Each February, the U.S. marks Black History Month honoring contributions African-Americans made throughout history. Since then, statistics show African-Americans continuing to make progress on several fronts.
According to the U.S. Census Bureau, the current population of Black and African Americans makes up 46.9 million. Also, 89.4% of African Americans age 25 and older had a high school diploma or higher in 2020.
Here is a look at how and when Black History month got its start.
How did Black History Month start?
Carter G. Woodson, a founder of the Association for the Study of African American Life and History organization, first came up with the idea of the celebration that became Black History Month.
Woodson, born in 1875 to recently freed Virginia slaves, went on to earn a Ph.D. in history from Harvard University. He worried that Black children were not being taught about their ancestors’ achievements in American schools in the early 1900s.
"Woodson fervently believed that Black people should be proud of their heritage and all Americans should understand the largely overlooked achievements of Black Americans," the
NAACP stated on its website.
Woodson originally came up with the idea of Negro History Week to encourage Black Americans to become more interested in their own history and heritage and it was established in 1926.
Why is Black History Month in February?
Woodson chose February for Negro History Week because it had the birthdays of President Abraham Lincoln and Frederick Douglass. Lincoln was born on Feb. 12, and Douglass, a former slave who did not know his exact birthday, celebrated his on Feb. 14.
Among other leaders, Lincoln and Douglass have been praised within the Black community for their accomplishments. In 1862, Lincoln signed the Emancipation Proclamation, which engineered the end of slavery. Douglass was a national leader of the abolitionist movement.
The first Negro History Week was announced in February 1926.
When did the celebration expand from a week to a month?
Individually, several places, including West Virginia in the 1940s and Chicago in the 1960s, expanded the celebration into Negro History Month, according to the
Associated Press. The civil rights and Black Power movement advocated for an official shift from Black History Week to Black History Month.
In 1976, 50 years after the first celebration, the ASALH officially shifted from a week to a month and from "Negro history" to "Black history." Since the mid-1970s, every U.S. president — Democrat and Republican — has issued proclamations honoring the spirit of Black History Month and endorsing the organization’s annual theme.
President Joe Biden issued his proclamation on Monday.
More about Black History Month 2022: ‘Black Health and Wellness’
When Woodson established Negro History week in 1926, he realized the importance of providing a theme to focus the attention of the public. The
2021 theme focused on "The Black Family: Representation, Identity, and Diversity."
"The intention has never been to dictate or limit the exploration of the Black experience, but to bring to the public’s attention important developments that merit emphasis," the ASALH explained on its website.

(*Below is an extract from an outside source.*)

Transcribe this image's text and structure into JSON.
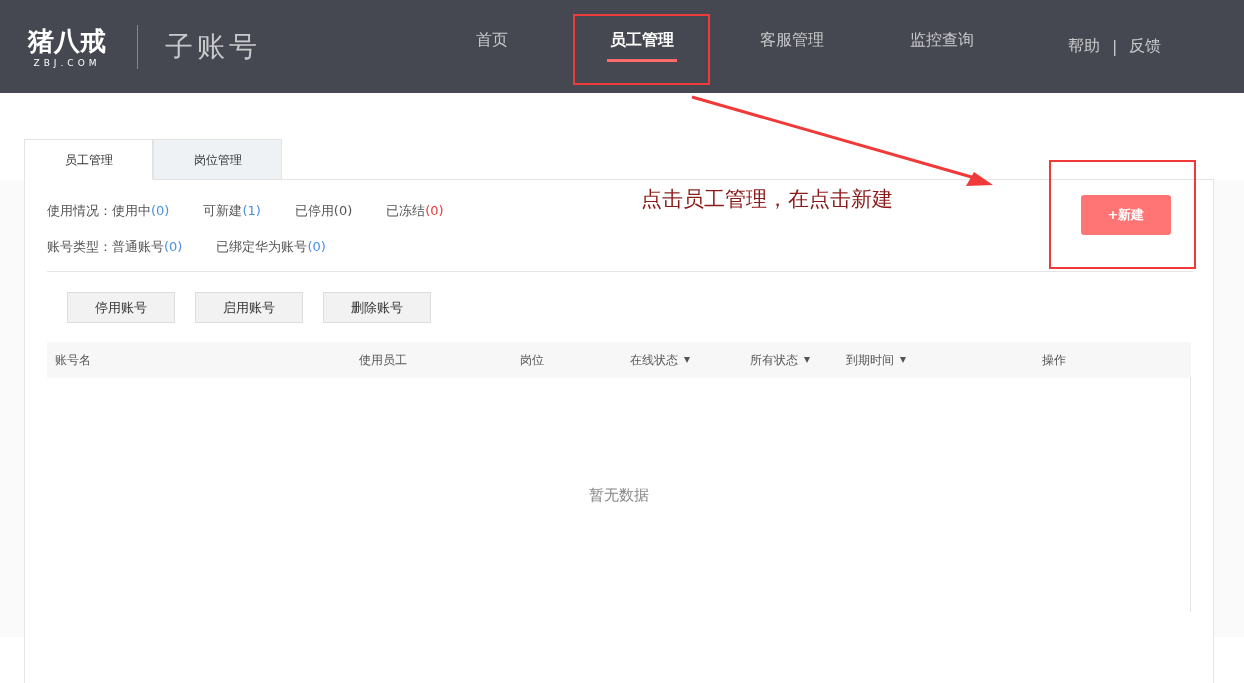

With the Black Health and Wellness theme, the ASALH noted how Black people throughout history have embarked on "self-determination, mutual aid and social support initiatives" to build certain community clinics, hospitals and medical and nursing schools.
It noted Meharry Medical College, Howard University College of Medicine, Provident Hospital and Training School and Morehouse School of Medicine as examples of institutions that have aimed to provide spaces for Black people "to counter the economic and health disparities and discrimination that are found at mainstream institutions," the organization said.
The ASALH said other initiatives to help lessen disparities have led to more diverse practitioners and representation in medical and health programs such as the Ronald E. McNair Scholars, a U.S. Department of Education program that aims to increase graduate degree awards for students from underrepresented societal groups.
The Black History Month 2022 theme also aims to highlight how Black health and wellness is now broader and more nuanced in the 21st century. The organization noted the development of podcasts like "The Read," hosted by Crissle and Kid Fury, which has "normalized talking about mental health and going to therapy."
"More of us understand the need to hold down, lift up, center, and fight fiercely for our beloved trans siblings and family," the ASALH said. "Black girls are doing breathwork, and there are whole yoga studios dedicated to people of color."
It continued: "... Black communities must look to the past to provide the light for our future, by embracing the rituals, traditions and healing modalities of our ancestors."
This story was reported from Cincinnati. The Associated Press contributed.